  • <!> Syntax was different with drbd-0.6
    Just adopting the well commented example drbd.conf to your needs should be easy, though.

# Our web share
resource web {
  protocol C;
  incon-degr-cmd "echo '!DRBD! pri on incon-degr' | wall ; sleep 60 ; halt -f";
  startup { wfc-timeout 0; degr-wfc-timeout     120; }
  disk { on-io-error detach; } # or panic, ...
  syncer {
     group 0;
     rate 6M;
  }
  on node1 {
    device /dev/drbd0;
    disk /dev/sda1;
    address 192.168.99.1:7788;
    meta-disk /dev/sdb1[0];
  }
  on node2 {
    device /dev/drbd0;
    disk /dev/sda1;
    address 192.168.99.2:7788;
    meta-disk /dev/sdb1[0];
  }
}

# Our MySQL share
resource db {
  protocol C;
  incon-degr-cmd "echo '!DRBD! pri on incon-degr' | wall ; sleep 60 ; halt -f";
  startup { wfc-timeout 0; degr-wfc-timeout     120; }
  disk { on-io-error detach; } # or panic, ...
  syncer {
     group 1;
     rate 6M;
  }
  on node1 {
    device /dev/drbd1;
    disk /dev/sda2;
    address 192.168.99.1:7789;
    meta-disk /dev/sdb1[1];
  }
  on node2 {
    device /dev/drbd1;
    disk /dev/sda2;
    address 192.168.99.2:7789;
    meta-disk /dev/sdb1[1];
  }
}

In the above example, drbd0 will sync first and drbd1 second.

Now, for the heartbeat config.
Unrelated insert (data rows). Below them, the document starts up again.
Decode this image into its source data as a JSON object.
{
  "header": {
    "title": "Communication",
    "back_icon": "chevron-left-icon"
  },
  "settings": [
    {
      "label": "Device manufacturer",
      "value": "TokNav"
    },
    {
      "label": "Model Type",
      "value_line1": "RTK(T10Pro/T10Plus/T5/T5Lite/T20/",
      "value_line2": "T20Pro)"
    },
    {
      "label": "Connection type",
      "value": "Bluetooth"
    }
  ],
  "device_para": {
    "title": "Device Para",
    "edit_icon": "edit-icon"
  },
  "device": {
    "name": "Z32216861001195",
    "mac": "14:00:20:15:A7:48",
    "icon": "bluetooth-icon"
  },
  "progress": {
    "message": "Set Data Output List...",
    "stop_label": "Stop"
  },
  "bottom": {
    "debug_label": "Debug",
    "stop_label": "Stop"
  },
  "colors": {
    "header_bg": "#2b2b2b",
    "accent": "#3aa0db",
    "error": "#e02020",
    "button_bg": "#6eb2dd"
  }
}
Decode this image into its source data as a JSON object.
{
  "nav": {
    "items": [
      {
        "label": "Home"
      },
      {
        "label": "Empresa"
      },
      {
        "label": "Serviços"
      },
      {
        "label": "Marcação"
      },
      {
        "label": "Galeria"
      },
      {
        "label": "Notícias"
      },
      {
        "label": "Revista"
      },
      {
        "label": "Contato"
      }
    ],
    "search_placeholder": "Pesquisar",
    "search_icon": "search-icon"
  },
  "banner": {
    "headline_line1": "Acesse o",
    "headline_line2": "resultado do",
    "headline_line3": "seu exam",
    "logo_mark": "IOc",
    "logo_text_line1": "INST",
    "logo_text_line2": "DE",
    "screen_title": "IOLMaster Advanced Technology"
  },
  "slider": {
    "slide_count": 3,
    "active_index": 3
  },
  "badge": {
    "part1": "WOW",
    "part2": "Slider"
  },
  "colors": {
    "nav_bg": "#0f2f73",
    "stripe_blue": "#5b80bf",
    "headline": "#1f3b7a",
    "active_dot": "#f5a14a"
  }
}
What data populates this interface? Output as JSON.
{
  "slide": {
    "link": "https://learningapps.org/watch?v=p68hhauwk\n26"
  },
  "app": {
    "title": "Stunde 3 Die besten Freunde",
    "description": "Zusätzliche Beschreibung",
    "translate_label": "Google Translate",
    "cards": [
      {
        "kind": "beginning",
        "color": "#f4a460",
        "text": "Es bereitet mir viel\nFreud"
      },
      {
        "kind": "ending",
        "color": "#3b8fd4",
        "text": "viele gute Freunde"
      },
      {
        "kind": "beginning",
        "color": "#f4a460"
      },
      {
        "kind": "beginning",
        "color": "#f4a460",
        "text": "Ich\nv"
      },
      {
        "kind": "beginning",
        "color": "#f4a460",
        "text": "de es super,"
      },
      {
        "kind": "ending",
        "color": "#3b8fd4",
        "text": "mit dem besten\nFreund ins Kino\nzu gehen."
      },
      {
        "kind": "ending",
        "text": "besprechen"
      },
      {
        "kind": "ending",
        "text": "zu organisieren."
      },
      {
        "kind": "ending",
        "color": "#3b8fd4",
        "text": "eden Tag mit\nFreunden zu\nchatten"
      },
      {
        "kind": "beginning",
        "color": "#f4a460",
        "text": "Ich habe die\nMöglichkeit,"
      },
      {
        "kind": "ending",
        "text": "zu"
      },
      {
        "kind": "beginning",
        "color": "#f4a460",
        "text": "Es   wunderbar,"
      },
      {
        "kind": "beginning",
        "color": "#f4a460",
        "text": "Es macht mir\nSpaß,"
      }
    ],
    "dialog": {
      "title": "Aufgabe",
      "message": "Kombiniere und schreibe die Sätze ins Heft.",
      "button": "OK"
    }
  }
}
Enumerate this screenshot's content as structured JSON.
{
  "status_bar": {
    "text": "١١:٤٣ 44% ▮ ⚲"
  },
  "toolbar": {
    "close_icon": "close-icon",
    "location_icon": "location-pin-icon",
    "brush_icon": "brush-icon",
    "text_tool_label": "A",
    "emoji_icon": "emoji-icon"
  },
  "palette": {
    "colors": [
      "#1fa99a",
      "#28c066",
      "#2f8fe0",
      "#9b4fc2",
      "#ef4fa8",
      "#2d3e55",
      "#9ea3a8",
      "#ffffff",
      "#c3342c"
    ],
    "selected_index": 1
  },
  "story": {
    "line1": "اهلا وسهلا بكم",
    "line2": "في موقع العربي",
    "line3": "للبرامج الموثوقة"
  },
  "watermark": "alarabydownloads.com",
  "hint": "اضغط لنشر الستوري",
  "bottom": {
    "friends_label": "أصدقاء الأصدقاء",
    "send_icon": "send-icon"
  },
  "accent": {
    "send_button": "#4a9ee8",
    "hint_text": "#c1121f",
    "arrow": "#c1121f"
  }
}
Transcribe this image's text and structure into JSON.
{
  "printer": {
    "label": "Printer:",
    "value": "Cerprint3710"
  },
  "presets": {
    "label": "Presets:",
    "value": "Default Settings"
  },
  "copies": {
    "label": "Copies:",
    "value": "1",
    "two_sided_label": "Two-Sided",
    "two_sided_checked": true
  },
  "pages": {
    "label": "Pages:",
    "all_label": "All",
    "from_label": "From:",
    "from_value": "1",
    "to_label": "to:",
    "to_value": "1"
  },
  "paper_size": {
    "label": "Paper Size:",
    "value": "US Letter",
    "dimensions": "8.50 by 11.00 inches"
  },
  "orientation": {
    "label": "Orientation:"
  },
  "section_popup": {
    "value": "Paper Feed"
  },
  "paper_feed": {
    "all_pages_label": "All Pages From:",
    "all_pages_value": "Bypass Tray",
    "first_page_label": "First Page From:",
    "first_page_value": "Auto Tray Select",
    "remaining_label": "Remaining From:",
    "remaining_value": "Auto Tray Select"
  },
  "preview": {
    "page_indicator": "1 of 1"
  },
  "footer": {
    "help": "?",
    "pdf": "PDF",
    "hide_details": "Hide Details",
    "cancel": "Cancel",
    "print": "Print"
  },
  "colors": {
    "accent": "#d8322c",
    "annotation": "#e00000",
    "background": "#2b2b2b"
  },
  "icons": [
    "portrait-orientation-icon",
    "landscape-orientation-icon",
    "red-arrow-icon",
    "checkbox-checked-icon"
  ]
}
The resources section in haresources is going to look something like this: (you're probably going to need other resources too, like for example IP addresses; this is a simple example)

node1 drbddisk::web Filesystem::/dev/drbd0::/ha/web::ext3 httpd
node2 drbddisk::db Filesystem::/dev/drbd1::/ha/mysql::ext3 mysqld

Note how node1 will "normally" run Apache using the drbd0 resource, and node2 will "normally" run MySQL with the drbd1 resource. If failover occurs, obviously one node will run both, and become DRBD primary for both resources (and have both shares mounted).

Keeping config files in sync

An obvious question you might ask is "how do I keep config files in sync, e.g. for Apache". The simple answer is that you should probably look at using rsync, scp or some other similar method to keep your configs in sync.

  • (!) If you have many config files (or "cluster files") to keep in sync over arbitrary many hosts, have a look at csync2 by LinBit.